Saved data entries
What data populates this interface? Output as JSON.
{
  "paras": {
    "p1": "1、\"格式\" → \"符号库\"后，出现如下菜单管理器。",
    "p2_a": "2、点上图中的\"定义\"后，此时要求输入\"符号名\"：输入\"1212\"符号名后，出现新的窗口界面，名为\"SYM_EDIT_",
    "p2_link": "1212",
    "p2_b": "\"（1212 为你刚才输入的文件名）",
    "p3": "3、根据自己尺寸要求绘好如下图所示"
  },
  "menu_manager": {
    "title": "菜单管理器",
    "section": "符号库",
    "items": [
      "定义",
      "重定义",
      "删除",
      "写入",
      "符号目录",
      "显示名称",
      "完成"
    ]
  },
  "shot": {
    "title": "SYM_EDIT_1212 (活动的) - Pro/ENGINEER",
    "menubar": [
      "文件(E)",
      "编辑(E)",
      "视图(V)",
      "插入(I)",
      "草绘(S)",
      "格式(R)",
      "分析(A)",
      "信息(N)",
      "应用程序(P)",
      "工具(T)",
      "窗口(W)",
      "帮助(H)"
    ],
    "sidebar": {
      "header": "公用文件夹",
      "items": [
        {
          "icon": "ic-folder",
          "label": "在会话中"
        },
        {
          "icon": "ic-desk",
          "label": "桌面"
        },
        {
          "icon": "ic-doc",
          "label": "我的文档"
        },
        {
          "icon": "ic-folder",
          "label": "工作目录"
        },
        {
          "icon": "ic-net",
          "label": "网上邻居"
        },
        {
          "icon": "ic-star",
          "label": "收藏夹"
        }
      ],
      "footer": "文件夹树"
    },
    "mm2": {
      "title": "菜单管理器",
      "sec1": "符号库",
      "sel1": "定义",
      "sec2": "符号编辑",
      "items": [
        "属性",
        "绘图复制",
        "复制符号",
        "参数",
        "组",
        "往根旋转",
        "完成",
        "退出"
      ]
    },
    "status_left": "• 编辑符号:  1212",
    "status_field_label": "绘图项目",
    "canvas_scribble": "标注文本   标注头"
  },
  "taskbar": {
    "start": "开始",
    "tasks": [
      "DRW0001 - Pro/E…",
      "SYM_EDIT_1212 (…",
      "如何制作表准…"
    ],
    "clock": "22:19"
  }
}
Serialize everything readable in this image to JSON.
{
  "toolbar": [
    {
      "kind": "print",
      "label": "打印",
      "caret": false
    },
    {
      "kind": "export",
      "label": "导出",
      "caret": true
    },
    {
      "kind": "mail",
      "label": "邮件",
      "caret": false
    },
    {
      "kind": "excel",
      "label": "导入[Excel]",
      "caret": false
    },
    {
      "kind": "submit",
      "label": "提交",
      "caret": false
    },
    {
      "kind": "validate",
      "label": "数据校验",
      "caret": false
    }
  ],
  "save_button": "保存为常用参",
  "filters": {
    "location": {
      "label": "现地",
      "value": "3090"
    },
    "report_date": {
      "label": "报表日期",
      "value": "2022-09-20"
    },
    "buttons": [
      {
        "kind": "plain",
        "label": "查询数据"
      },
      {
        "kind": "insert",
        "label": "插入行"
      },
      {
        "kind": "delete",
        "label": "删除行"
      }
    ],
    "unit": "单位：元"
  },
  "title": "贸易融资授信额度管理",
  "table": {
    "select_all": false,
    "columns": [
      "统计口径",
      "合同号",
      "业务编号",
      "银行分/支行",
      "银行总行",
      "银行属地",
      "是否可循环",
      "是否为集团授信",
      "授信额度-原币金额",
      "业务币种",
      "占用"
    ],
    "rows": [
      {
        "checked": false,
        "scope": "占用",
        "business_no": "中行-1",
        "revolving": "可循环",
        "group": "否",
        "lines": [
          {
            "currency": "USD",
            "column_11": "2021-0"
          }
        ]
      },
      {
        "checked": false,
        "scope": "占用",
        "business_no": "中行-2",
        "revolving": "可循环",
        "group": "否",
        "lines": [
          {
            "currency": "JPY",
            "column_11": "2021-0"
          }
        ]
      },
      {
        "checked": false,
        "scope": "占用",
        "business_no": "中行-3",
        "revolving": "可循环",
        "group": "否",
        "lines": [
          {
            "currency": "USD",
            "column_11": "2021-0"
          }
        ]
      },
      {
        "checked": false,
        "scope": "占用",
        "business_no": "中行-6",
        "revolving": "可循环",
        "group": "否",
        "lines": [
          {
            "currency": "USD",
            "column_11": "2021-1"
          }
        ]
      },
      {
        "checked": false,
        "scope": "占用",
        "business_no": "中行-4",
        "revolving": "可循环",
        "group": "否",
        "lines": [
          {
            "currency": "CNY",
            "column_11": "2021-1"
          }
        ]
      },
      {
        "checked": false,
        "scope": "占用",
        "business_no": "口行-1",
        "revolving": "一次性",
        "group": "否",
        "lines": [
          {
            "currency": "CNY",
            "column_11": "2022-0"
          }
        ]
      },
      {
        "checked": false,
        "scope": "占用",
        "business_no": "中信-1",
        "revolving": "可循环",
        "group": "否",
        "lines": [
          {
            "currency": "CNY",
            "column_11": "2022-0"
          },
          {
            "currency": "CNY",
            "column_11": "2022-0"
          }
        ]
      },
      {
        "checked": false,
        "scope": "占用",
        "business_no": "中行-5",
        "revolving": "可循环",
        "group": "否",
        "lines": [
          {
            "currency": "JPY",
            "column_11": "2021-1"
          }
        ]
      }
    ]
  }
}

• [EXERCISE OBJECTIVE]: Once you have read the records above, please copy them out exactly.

• [ANSWER FOR THIS EXERCISE]:
What data populates this interface? Output as JSON.
{
  "paras": {
    "p1": "1、\"格式\" → \"符号库\"后，出现如下菜单管理器。",
    "p2_a": "2、点上图中的\"定义\"后，此时要求输入\"符号名\"：输入\"1212\"符号名后，出现新的窗口界面，名为\"SYM_EDIT_",
    "p2_link": "1212",
    "p2_b": "\"（1212 为你刚才输入的文件名）",
    "p3": "3、根据自己尺寸要求绘好如下图所示"
  },
  "menu_manager": {
    "title": "菜单管理器",
    "section": "符号库",
    "items": [
      "定义",
      "重定义",
      "删除",
      "写入",
      "符号目录",
      "显示名称",
      "完成"
    ]
  },
  "shot": {
    "title": "SYM_EDIT_1212 (活动的) - Pro/ENGINEER",
    "menubar": [
      "文件(E)",
      "编辑(E)",
      "视图(V)",
      "插入(I)",
      "草绘(S)",
      "格式(R)",
      "分析(A)",
      "信息(N)",
      "应用程序(P)",
      "工具(T)",
      "窗口(W)",
      "帮助(H)"
    ],
    "sidebar": {
      "header": "公用文件夹",
      "items": [
        {
          "icon": "ic-folder",
          "label": "在会话中"
        },
        {
          "icon": "ic-desk",
          "label": "桌面"
        },
        {
          "icon": "ic-doc",
          "label": "我的文档"
        },
        {
          "icon": "ic-folder",
          "label": "工作目录"
        },
        {
          "icon": "ic-net",
          "label": "网上邻居"
        },
        {
          "icon": "ic-star",
          "label": "收藏夹"
        }
      ],
      "footer": "文件夹树"
    },
    "mm2": {
      "title": "菜单管理器",
      "sec1": "符号库",
      "sel1": "定义",
      "sec2": "符号编辑",
      "items": [
        "属性",
        "绘图复制",
        "复制符号",
        "参数",
        "组",
        "往根旋转",
        "完成",
        "退出"
      ]
    },
    "status_left": "• 编辑符号:  1212",
    "status_field_label": "绘图项目",
    "canvas_scribble": "标注文本   标注头"
  },
  "taskbar": {
    "start": "开始",
    "tasks": [
      "DRW0001 - Pro/E…",
      "SYM_EDIT_1212 (…",
      "如何制作表准…"
    ],
    "clock": "22:19"
  }
}
Serialize everything readable in this image to JSON.
{
  "toolbar": [
    {
      "kind": "print",
      "label": "打印",
      "caret": false
    },
    {
      "kind": "export",
      "label": "导出",
      "caret": true
    },
    {
      "kind": "mail",
      "label": "邮件",
      "caret": false
    },
    {
      "kind": "excel",
      "label": "导入[Excel]",
      "caret": false
    },
    {
      "kind": "submit",
      "label": "提交",
      "caret": false
    },
    {
      "kind": "validate",
      "label": "数据校验",
      "caret": false
    }
  ],
  "save_button": "保存为常用参",
  "filters": {
    "location": {
      "label": "现地",
      "value": "3090"
    },
    "report_date": {
      "label": "报表日期",
      "value": "2022-09-20"
    },
    "buttons": [
      {
        "kind": "plain",
        "label": "查询数据"
      },
      {
        "kind": "insert",
        "label": "插入行"
      },
      {
        "kind": "delete",
        "label": "删除行"
      }
    ],
    "unit": "单位：元"
  },
  "title": "贸易融资授信额度管理",
  "table": {
    "select_all": false,
    "columns": [
      "统计口径",
      "合同号",
      "业务编号",
      "银行分/支行",
      "银行总行",
      "银行属地",
      "是否可循环",
      "是否为集团授信",
      "授信额度-原币金额",
      "业务币种",
      "占用"
    ],
    "rows": [
      {
        "checked": false,
        "scope": "占用",
        "business_no": "中行-1",
        "revolving": "可循环",
        "group": "否",
        "lines": [
          {
            "currency": "USD",
            "column_11": "2021-0"
          }
        ]
      },
      {
        "checked": false,
        "scope": "占用",
        "business_no": "中行-2",
        "revolving": "可循环",
        "group": "否",
        "lines": [
          {
            "currency": "JPY",
            "column_11": "2021-0"
          }
        ]
      },
      {
        "checked": false,
        "scope": "占用",
        "business_no": "中行-3",
        "revolving": "可循环",
        "group": "否",
        "lines": [
          {
            "currency": "USD",
            "column_11": "2021-0"
          }
        ]
      },
      {
        "checked": false,
        "scope": "占用",
        "business_no": "中行-6",
        "revolving": "可循环",
        "group": "否",
        "lines": [
          {
            "currency": "USD",
            "column_11": "2021-1"
          }
        ]
      },
      {
        "checked": false,
        "scope": "占用",
        "business_no": "中行-4",
        "revolving": "可循环",
        "group": "否",
        "lines": [
          {
            "currency": "CNY",
            "column_11": "2021-1"
          }
        ]
      },
      {
        "checked": false,
        "scope": "占用",
        "business_no": "口行-1",
        "revolving": "一次性",
        "group": "否",
        "lines": [
          {
            "currency": "CNY",
            "column_11": "2022-0"
          }
        ]
      },
      {
        "checked": false,
        "scope": "占用",
        "business_no": "中信-1",
        "revolving": "可循环",
        "group": "否",
        "lines": [
          {
            "currency": "CNY",
            "column_11": "2022-0"
          },
          {
            "currency": "CNY",
            "column_11": "2022-0"
          }
        ]
      },
      {
        "checked": false,
        "scope": "占用",
        "business_no": "中行-5",
        "revolving": "可循环",
        "group": "否",
        "lines": [
          {
            "currency": "JPY",
            "column_11": "2021-1"
          }
        ]
      }
    ]
  }
}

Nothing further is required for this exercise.